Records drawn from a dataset
*** Begin section ***

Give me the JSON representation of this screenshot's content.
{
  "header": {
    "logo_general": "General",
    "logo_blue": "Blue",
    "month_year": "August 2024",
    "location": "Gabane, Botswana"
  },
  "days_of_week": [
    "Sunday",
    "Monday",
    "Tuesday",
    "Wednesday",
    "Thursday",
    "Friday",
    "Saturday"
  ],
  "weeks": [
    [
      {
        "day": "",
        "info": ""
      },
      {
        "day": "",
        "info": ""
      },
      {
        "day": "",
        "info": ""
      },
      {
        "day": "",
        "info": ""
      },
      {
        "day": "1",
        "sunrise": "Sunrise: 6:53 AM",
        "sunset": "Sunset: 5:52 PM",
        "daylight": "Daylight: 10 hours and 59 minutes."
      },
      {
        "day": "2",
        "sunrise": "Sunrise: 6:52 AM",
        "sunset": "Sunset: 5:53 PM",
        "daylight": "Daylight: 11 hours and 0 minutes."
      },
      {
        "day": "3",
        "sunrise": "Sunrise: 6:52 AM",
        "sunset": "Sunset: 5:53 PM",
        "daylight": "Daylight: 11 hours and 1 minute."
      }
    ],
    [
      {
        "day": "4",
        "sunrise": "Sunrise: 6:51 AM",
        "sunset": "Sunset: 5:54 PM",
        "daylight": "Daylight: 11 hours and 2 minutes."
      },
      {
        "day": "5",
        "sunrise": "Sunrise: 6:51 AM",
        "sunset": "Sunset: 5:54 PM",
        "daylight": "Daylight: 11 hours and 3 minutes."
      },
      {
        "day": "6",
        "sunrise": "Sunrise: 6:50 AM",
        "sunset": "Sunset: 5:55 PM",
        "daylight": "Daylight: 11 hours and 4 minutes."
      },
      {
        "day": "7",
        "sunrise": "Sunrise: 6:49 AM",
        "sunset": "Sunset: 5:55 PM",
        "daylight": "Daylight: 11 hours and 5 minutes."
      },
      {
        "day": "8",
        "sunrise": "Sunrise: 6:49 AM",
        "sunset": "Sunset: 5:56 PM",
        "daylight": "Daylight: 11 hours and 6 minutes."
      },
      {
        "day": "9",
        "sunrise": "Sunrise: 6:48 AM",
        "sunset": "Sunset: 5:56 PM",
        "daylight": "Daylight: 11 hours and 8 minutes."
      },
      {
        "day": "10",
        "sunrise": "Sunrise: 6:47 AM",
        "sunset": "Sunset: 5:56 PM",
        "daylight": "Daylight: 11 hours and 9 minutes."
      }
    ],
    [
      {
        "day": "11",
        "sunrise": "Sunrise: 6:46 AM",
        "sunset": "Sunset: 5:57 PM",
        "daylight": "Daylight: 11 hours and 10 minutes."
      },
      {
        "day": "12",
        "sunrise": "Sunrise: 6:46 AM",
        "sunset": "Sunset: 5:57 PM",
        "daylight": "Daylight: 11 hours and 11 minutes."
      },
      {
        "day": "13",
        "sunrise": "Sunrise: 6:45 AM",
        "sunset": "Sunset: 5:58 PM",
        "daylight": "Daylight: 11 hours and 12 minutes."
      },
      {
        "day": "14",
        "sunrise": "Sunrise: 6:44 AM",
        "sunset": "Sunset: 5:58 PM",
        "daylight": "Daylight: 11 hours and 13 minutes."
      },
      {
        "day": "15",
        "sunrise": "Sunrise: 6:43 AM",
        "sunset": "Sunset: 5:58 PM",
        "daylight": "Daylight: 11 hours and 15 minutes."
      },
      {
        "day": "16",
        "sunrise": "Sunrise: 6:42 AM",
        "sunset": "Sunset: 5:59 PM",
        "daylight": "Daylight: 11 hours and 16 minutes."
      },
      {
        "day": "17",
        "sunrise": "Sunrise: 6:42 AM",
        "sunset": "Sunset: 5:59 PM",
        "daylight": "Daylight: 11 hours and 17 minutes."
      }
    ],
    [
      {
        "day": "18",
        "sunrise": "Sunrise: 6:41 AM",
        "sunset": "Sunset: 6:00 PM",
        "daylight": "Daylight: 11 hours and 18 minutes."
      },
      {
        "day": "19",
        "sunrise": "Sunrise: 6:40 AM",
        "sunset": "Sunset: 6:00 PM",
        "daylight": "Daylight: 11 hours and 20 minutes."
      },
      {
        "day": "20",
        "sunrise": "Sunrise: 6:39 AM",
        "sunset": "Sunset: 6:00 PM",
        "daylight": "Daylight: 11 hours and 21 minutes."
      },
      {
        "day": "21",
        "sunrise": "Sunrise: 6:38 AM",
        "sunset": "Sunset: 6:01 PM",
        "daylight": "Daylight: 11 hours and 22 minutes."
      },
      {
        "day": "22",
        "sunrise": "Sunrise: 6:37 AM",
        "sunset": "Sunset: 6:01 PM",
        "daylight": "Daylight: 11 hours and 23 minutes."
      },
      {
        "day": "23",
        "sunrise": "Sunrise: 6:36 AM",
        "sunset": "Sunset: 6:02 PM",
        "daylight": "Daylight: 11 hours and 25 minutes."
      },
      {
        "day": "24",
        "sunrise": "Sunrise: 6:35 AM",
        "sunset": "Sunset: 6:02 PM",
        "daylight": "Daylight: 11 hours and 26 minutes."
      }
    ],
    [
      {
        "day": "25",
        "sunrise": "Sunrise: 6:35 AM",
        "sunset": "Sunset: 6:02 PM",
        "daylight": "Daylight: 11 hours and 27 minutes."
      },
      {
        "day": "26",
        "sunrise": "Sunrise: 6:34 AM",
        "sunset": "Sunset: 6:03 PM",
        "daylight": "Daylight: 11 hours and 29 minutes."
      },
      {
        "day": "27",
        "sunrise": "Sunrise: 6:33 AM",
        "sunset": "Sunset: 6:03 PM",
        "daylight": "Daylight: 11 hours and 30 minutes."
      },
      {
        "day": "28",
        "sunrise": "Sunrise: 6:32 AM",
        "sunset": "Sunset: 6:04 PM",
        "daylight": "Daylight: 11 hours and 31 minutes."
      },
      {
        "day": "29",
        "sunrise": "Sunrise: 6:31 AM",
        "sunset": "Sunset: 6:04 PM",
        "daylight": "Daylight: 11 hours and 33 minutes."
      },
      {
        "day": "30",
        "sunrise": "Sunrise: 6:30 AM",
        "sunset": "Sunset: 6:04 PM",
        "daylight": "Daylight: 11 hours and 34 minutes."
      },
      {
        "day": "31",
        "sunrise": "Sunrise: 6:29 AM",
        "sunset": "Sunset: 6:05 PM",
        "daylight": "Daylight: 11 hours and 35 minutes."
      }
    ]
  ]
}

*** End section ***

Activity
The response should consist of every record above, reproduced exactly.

Answer to the exercise
Give me the JSON representation of this screenshot's content.
{
  "header": {
    "logo_general": "General",
    "logo_blue": "Blue",
    "month_year": "August 2024",
    "location": "Gabane, Botswana"
  },
  "days_of_week": [
    "Sunday",
    "Monday",
    "Tuesday",
    "Wednesday",
    "Thursday",
    "Friday",
    "Saturday"
  ],
  "weeks": [
    [
      {
        "day": "",
        "info": ""
      },
      {
        "day": "",
        "info": ""
      },
      {
        "day": "",
        "info": ""
      },
      {
        "day": "",
        "info": ""
      },
      {
        "day": "1",
        "sunrise": "Sunrise: 6:53 AM",
        "sunset": "Sunset: 5:52 PM",
        "daylight": "Daylight: 10 hours and 59 minutes."
      },
      {
        "day": "2",
        "sunrise": "Sunrise: 6:52 AM",
        "sunset": "Sunset: 5:53 PM",
        "daylight": "Daylight: 11 hours and 0 minutes."
      },
      {
        "day": "3",
        "sunrise": "Sunrise: 6:52 AM",
        "sunset": "Sunset: 5:53 PM",
        "daylight": "Daylight: 11 hours and 1 minute."
      }
    ],
    [
      {
        "day": "4",
        "sunrise": "Sunrise: 6:51 AM",
        "sunset": "Sunset: 5:54 PM",
        "daylight": "Daylight: 11 hours and 2 minutes."
      },
      {
        "day": "5",
        "sunrise": "Sunrise: 6:51 AM",
        "sunset": "Sunset: 5:54 PM",
        "daylight": "Daylight: 11 hours and 3 minutes."
      },
      {
        "day": "6",
        "sunrise": "Sunrise: 6:50 AM",
        "sunset": "Sunset: 5:55 PM",
        "daylight": "Daylight: 11 hours and 4 minutes."
      },
      {
        "day": "7",
        "sunrise": "Sunrise: 6:49 AM",
        "sunset": "Sunset: 5:55 PM",
        "daylight": "Daylight: 11 hours and 5 minutes."
      },
      {
        "day": "8",
        "sunrise": "Sunrise: 6:49 AM",
        "sunset": "Sunset: 5:56 PM",
        "daylight": "Daylight: 11 hours and 6 minutes."
      },
      {
        "day": "9",
        "sunrise": "Sunrise: 6:48 AM",
        "sunset": "Sunset: 5:56 PM",
        "daylight": "Daylight: 11 hours and 8 minutes."
      },
      {
        "day": "10",
        "sunrise": "Sunrise: 6:47 AM",
        "sunset": "Sunset: 5:56 PM",
        "daylight": "Daylight: 11 hours and 9 minutes."
      }
    ],
    [
      {
        "day": "11",
        "sunrise": "Sunrise: 6:46 AM",
        "sunset": "Sunset: 5:57 PM",
        "daylight": "Daylight: 11 hours and 10 minutes."
      },
      {
        "day": "12",
        "sunrise": "Sunrise: 6:46 AM",
        "sunset": "Sunset: 5:57 PM",
        "daylight": "Daylight: 11 hours and 11 minutes."
      },
      {
        "day": "13",
        "sunrise": "Sunrise: 6:45 AM",
        "sunset": "Sunset: 5:58 PM",
        "daylight": "Daylight: 11 hours and 12 minutes."
      },
      {
        "day": "14",
        "sunrise": "Sunrise: 6:44 AM",
        "sunset": "Sunset: 5:58 PM",
        "daylight": "Daylight: 11 hours and 13 minutes."
      },
      {
        "day": "15",
        "sunrise": "Sunrise: 6:43 AM",
        "sunset": "Sunset: 5:58 PM",
        "daylight": "Daylight: 11 hours and 15 minutes."
      },
      {
        "day": "16",
        "sunrise": "Sunrise: 6:42 AM",
        "sunset": "Sunset: 5:59 PM",
        "daylight": "Daylight: 11 hours and 16 minutes."
      },
      {
        "day": "17",
        "sunrise": "Sunrise: 6:42 AM",
        "sunset": "Sunset: 5:59 PM",
        "daylight": "Daylight: 11 hours and 17 minutes."
      }
    ],
    [
      {
        "day": "18",
        "sunrise": "Sunrise: 6:41 AM",
        "sunset": "Sunset: 6:00 PM",
        "daylight": "Daylight: 11 hours and 18 minutes."
      },
      {
        "day": "19",
        "sunrise": "Sunrise: 6:40 AM",
        "sunset": "Sunset: 6:00 PM",
        "daylight": "Daylight: 11 hours and 20 minutes."
      },
      {
        "day": "20",
        "sunrise": "Sunrise: 6:39 AM",
        "sunset": "Sunset: 6:00 PM",
        "daylight": "Daylight: 11 hours and 21 minutes."
      },
      {
        "day": "21",
        "sunrise": "Sunrise: 6:38 AM",
        "sunset": "Sunset: 6:01 PM",
        "daylight": "Daylight: 11 hours and 22 minutes."
      },
      {
        "day": "22",
        "sunrise": "Sunrise: 6:37 AM",
        "sunset": "Sunset: 6:01 PM",
        "daylight": "Daylight: 11 hours and 23 minutes."
      },
      {
        "day": "23",
        "sunrise": "Sunrise: 6:36 AM",
        "sunset": "Sunset: 6:02 PM",
        "daylight": "Daylight: 11 hours and 25 minutes."
      },
      {
        "day": "24",
        "sunrise": "Sunrise: 6:35 AM",
        "sunset": "Sunset: 6:02 PM",
        "daylight": "Daylight: 11 hours and 26 minutes."
      }
    ],
    [
      {
        "day": "25",
        "sunrise": "Sunrise: 6:35 AM",
        "sunset": "Sunset: 6:02 PM",
        "daylight": "Daylight: 11 hours and 27 minutes."
      },
      {
        "day": "26",
        "sunrise": "Sunrise: 6:34 AM",
        "sunset": "Sunset: 6:03 PM",
        "daylight": "Daylight: 11 hours and 29 minutes."
      },
      {
        "day": "27",
        "sunrise": "Sunrise: 6:33 AM",
        "sunset": "Sunset: 6:03 PM",
        "daylight": "Daylight: 11 hours and 30 minutes."
      },
      {
        "day": "28",
        "sunrise": "Sunrise: 6:32 AM",
        "sunset": "Sunset: 6:04 PM",
        "daylight": "Daylight: 11 hours and 31 minutes."
      },
      {
        "day": "29",
        "sunrise": "Sunrise: 6:31 AM",
        "sunset": "Sunset: 6:04 PM",
        "daylight": "Daylight: 11 hours and 33 minutes."
      },
      {
        "day": "30",
        "sunrise": "Sunrise: 6:30 AM",
        "sunset": "Sunset: 6:04 PM",
        "daylight": "Daylight: 11 hours and 34 minutes."
      },
      {
        "day": "31",
        "sunrise": "Sunrise: 6:29 AM",
        "sunset": "Sunset: 6:05 PM",
        "daylight": "Daylight: 11 hours and 35 minutes."
      }
    ]
  ]
}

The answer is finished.